Diabolique: Criterion Collection
May 26, 2011
Diabolique (1955) was director Henri-Georges Clouzot’s seventh film and saw him at the apex of his critical and commercial success in France. It was the second part of a cinematic one-two punch that included The Wages of Fear (1953) and established him as an important filmmaker not just in his native country but in the rest of the world as well. Based on the French crime novel Cell qui n’etait plus by Pierre Boileau and Thomas Narcejac, Alfred Hitchcock no less was one of the film’s greatest admirers and he reportedly screened it for the writers of both Vertigo (1958) and Psycho (1960).
The opening credits play over footage of murky water in an unused swimming pool. It is a key location that will be important later on and also acts as a metaphor for the nature of the film – characters with questionable motives and where nothing is what it seems. Boarding school teacher Christina Delassalle (Clouzot) is married to Michel (Meurisse), the cruel headmaster who, when he’s not belittling his wife, is mean to the students. She is friends with her husband’s mistress and fellow teacher Nicole Horner (Signoret), a lady so cool she wears her sunglasses at night. Michel is a real piece of work – he married Christina for her money. She resolves herself to a life of mental and physical abuse.
The two women take off for the weekend and Nicole uses it as an opportunity to convince the meek Christina to call her husband and tell him she’s leaving him. Naturally, this doesn’t go over well with him and he heads out there to meet them. Nicole has had enough and with Christina they plan Michel’s demise. But of course things don’t go entirely as planned and Clouzot introduces all kinds of ingenious plot twists that keep us guessing as to what will happen next.
The three lead actors are excellent – Vera Clouzot as the mousy wife, Simone Signoret as the cool, calculated mistress, and Paul Meurisse as the sadistic husband. It’s fascinating to watch their characters bounce off each other in this taut, psychological thriller. With Diabolique, Clouzot meticulously crafted a claustrophobic thriller that exposed some of the worst aspects of humanity. It demonstrates that there is no such thing as the perfect murder because things like emotion and bad judgment get in the way. The bottom line is if you’re going to kill someone you have to really go for it and cover your tracks so that no one can trace it back to you.
“Serge Bromberg Introduction” features the film preservationist and historian talking about Clouzot and giving us a brief overview of his career, which he does to put Diabolique in context. Bromberg touches upon the film’s literary origins while also analyzing its look and themes.
There is a selected-scene commentary by French film scholar Kelley Conway. She analyzes specific scenes and dissects their meaning. She touches upon his life and career and how they relate to the film. Conway speaks eloquently and knowledgably about Diabolique.

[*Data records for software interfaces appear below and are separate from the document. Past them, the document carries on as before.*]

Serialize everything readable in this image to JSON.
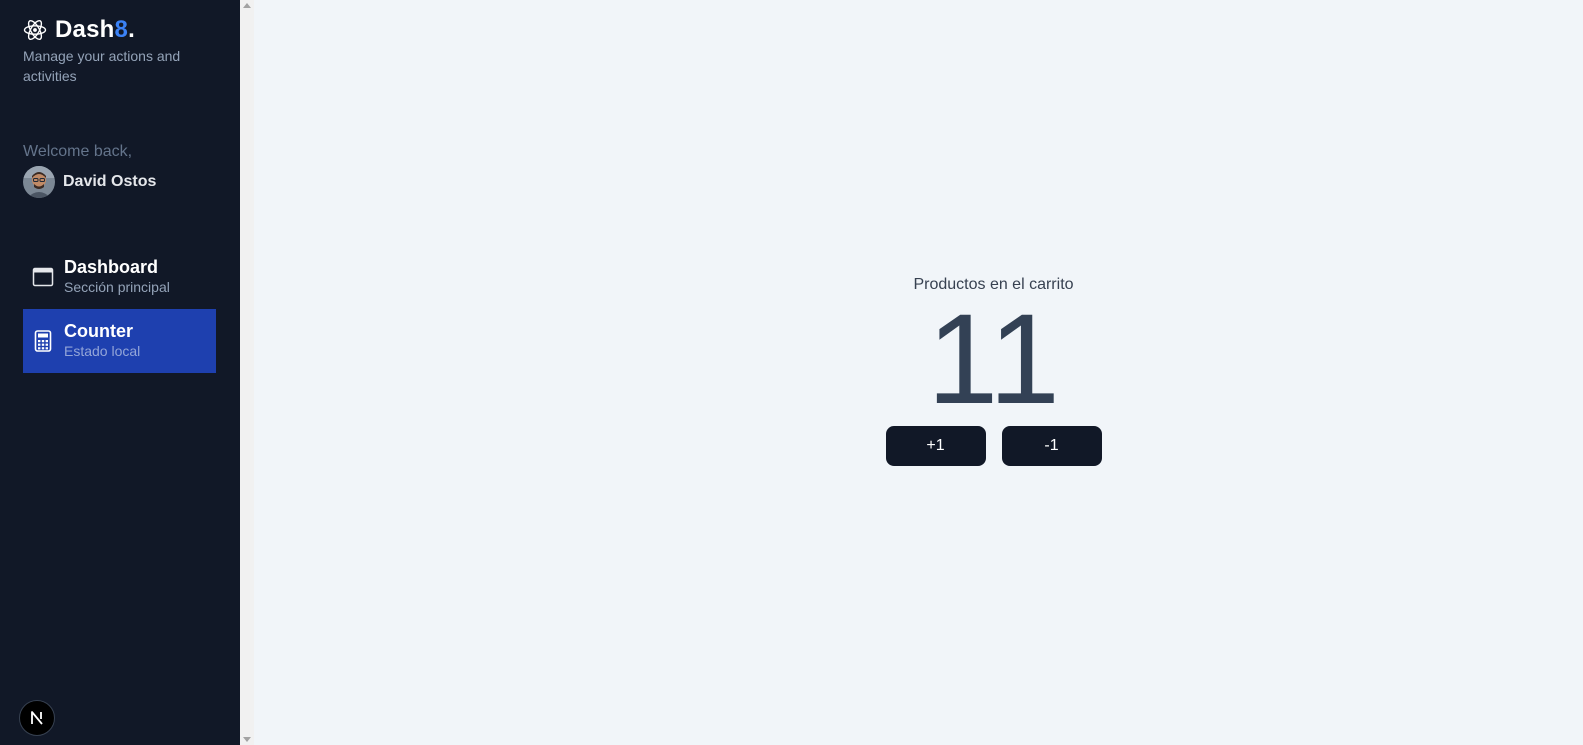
{
  "brand": {
    "name": "Dash",
    "accent": "8",
    "dot": ".",
    "tagline": "Manage your actions and activities",
    "accent_color": "#3b82f6"
  },
  "user": {
    "welcome": "Welcome back,",
    "name": "David Ostos"
  },
  "nav": {
    "items": [
      {
        "title": "Dashboard",
        "subtitle": "Sección principal",
        "icon": "browser-window-icon",
        "active": false
      },
      {
        "title": "Counter",
        "subtitle": "Estado local",
        "icon": "calculator-icon",
        "active": true
      }
    ]
  },
  "counter": {
    "label": "Productos en el carrito",
    "value": "11",
    "increment_label": "+1",
    "decrement_label": "-1"
  },
  "colors": {
    "sidebar_bg": "#111827",
    "active_item": "#1e40af",
    "main_bg": "#f1f5f9",
    "button_bg": "#111827"
  }
}
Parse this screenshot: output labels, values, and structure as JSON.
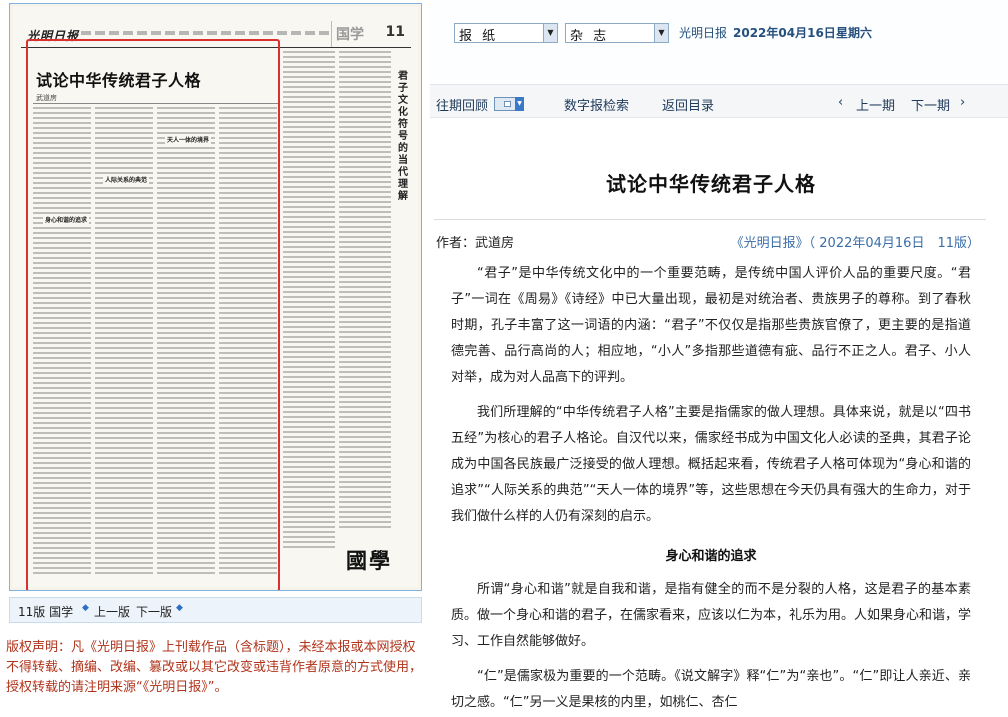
{
  "newspaper_page": {
    "masthead_logo": "光明日报",
    "section_name": "国学",
    "page_number": "11",
    "article_title": "试论中华传统君子人格",
    "article_author": "武道房",
    "side_article_title": "君子文化符号的当代理解",
    "section_logo": "國學",
    "subheads": [
      "身心和谐的追求",
      "人际关系的典范",
      "天人一体的境界"
    ]
  },
  "page_nav": {
    "page_label": "11版 国学",
    "prev_label": "上一版",
    "next_label": "下一版"
  },
  "copyright": "版权声明：凡《光明日报》上刊载作品（含标题），未经本报或本网授权不得转载、摘编、改编、篡改或以其它改变或违背作者原意的方式使用，授权转载的请注明来源“《光明日报》”。",
  "top_bar": {
    "select_1": "报 纸",
    "select_2": "杂 志",
    "paper_name": "光明日报",
    "date": "2022年04月16日",
    "weekday": "星期六"
  },
  "nav": {
    "archive": "往期回顾",
    "digital_search": "数字报检索",
    "back_to_index": "返回目录",
    "prev_page": "上一期",
    "next_page": "下一期"
  },
  "article": {
    "title": "试论中华传统君子人格",
    "author_line": "作者：武道房",
    "source_line": "《光明日报》（ 2022年04月16日　11版）",
    "paragraphs": [
      "“君子”是中华传统文化中的一个重要范畴，是传统中国人评价人品的重要尺度。“君子”一词在《周易》《诗经》中已大量出现，最初是对统治者、贵族男子的尊称。到了春秋时期，孔子丰富了这一词语的内涵：“君子”不仅仅是指那些贵族官僚了，更主要的是指道德完善、品行高尚的人；相应地，“小人”多指那些道德有疵、品行不正之人。君子、小人对举，成为对人品高下的评判。",
      "我们所理解的“中华传统君子人格”主要是指儒家的做人理想。具体来说，就是以“四书五经”为核心的君子人格论。自汉代以来，儒家经书成为中国文化人必读的圣典，其君子论成为中国各民族最广泛接受的做人理想。概括起来看，传统君子人格可体现为“身心和谐的追求”“人际关系的典范”“天人一体的境界”等，这些思想在今天仍具有强大的生命力，对于我们做什么样的人仍有深刻的启示。",
      "所谓“身心和谐”就是自我和谐，是指有健全的而不是分裂的人格，这是君子的基本素质。做一个身心和谐的君子，在儒家看来，应该以仁为本，礼乐为用。人如果身心和谐，学习、工作自然能够做好。",
      "“仁”是儒家极为重要的一个范畴。《说文解字》释“仁”为“亲也”。“仁”即让人亲近、亲切之感。“仁”另一义是果核的内里，如桃仁、杏仁"
    ],
    "subsection_1": "身心和谐的追求"
  }
}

Film critic Kim Newman talks about how Diabolique influenced films like Psycho. He cites it as being the first film built around a twist ending and calls it a “conspiracy story.” He analyzes the meticulous structure of the plot and how this harkens back to mystery novels.
Finally, there is a theatrical trailer.